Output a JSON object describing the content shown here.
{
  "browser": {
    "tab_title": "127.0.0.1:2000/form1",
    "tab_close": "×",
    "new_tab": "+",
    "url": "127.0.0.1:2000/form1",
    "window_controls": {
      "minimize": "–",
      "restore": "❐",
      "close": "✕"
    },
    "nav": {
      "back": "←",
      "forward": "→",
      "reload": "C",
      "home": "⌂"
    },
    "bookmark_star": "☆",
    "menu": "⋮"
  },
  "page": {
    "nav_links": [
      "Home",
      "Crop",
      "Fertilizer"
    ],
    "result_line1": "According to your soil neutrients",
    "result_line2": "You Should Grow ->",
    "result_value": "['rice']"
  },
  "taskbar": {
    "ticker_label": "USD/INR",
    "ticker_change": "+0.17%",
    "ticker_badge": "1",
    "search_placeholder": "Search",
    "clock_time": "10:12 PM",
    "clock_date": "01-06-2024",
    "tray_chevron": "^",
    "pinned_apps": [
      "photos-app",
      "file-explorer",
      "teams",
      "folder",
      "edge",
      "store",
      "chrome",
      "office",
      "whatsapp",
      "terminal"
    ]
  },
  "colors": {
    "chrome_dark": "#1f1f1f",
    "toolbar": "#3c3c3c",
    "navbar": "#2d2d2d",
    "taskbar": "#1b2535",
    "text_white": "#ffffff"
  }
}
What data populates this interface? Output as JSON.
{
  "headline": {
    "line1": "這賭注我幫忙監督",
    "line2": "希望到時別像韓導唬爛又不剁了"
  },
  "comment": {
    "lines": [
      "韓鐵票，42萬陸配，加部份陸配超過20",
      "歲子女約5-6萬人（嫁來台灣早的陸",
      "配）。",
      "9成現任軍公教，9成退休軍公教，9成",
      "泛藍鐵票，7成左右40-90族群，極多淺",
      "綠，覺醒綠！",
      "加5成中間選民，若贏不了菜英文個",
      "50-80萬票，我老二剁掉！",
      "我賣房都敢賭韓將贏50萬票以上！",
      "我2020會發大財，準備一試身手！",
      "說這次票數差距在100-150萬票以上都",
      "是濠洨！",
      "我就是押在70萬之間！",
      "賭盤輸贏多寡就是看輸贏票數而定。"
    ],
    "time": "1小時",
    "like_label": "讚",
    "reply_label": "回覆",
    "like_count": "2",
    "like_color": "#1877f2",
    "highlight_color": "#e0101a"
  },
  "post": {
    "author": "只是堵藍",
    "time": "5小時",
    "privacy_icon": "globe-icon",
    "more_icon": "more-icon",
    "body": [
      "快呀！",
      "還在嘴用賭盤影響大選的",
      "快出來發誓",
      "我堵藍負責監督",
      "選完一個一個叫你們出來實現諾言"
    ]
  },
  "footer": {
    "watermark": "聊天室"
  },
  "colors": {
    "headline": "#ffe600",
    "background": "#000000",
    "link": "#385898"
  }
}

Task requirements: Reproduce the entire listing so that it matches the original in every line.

Answer to the exercise:
Output a JSON object describing the content shown here.
{
  "browser": {
    "tab_title": "127.0.0.1:2000/form1",
    "tab_close": "×",
    "new_tab": "+",
    "url": "127.0.0.1:2000/form1",
    "window_controls": {
      "minimize": "–",
      "restore": "❐",
      "close": "✕"
    },
    "nav": {
      "back": "←",
      "forward": "→",
      "reload": "C",
      "home": "⌂"
    },
    "bookmark_star": "☆",
    "menu": "⋮"
  },
  "page": {
    "nav_links": [
      "Home",
      "Crop",
      "Fertilizer"
    ],
    "result_line1": "According to your soil neutrients",
    "result_line2": "You Should Grow ->",
    "result_value": "['rice']"
  },
  "taskbar": {
    "ticker_label": "USD/INR",
    "ticker_change": "+0.17%",
    "ticker_badge": "1",
    "search_placeholder": "Search",
    "clock_time": "10:12 PM",
    "clock_date": "01-06-2024",
    "tray_chevron": "^",
    "pinned_apps": [
      "photos-app",
      "file-explorer",
      "teams",
      "folder",
      "edge",
      "store",
      "chrome",
      "office",
      "whatsapp",
      "terminal"
    ]
  },
  "colors": {
    "chrome_dark": "#1f1f1f",
    "toolbar": "#3c3c3c",
    "navbar": "#2d2d2d",
    "taskbar": "#1b2535",
    "text_white": "#ffffff"
  }
}
What data populates this interface? Output as JSON.
{
  "headline": {
    "line1": "這賭注我幫忙監督",
    "line2": "希望到時別像韓導唬爛又不剁了"
  },
  "comment": {
    "lines": [
      "韓鐵票，42萬陸配，加部份陸配超過20",
      "歲子女約5-6萬人（嫁來台灣早的陸",
      "配）。",
      "9成現任軍公教，9成退休軍公教，9成",
      "泛藍鐵票，7成左右40-90族群，極多淺",
      "綠，覺醒綠！",
      "加5成中間選民，若贏不了菜英文個",
      "50-80萬票，我老二剁掉！",
      "我賣房都敢賭韓將贏50萬票以上！",
      "我2020會發大財，準備一試身手！",
      "說這次票數差距在100-150萬票以上都",
      "是濠洨！",
      "我就是押在70萬之間！",
      "賭盤輸贏多寡就是看輸贏票數而定。"
    ],
    "time": "1小時",
    "like_label": "讚",
    "reply_label": "回覆",
    "like_count": "2",
    "like_color": "#1877f2",
    "highlight_color": "#e0101a"
  },
  "post": {
    "author": "只是堵藍",
    "time": "5小時",
    "privacy_icon": "globe-icon",
    "more_icon": "more-icon",
    "body": [
      "快呀！",
      "還在嘴用賭盤影響大選的",
      "快出來發誓",
      "我堵藍負責監督",
      "選完一個一個叫你們出來實現諾言"
    ]
  },
  "footer": {
    "watermark": "聊天室"
  },
  "colors": {
    "headline": "#ffe600",
    "background": "#000000",
    "link": "#385898"
  }
}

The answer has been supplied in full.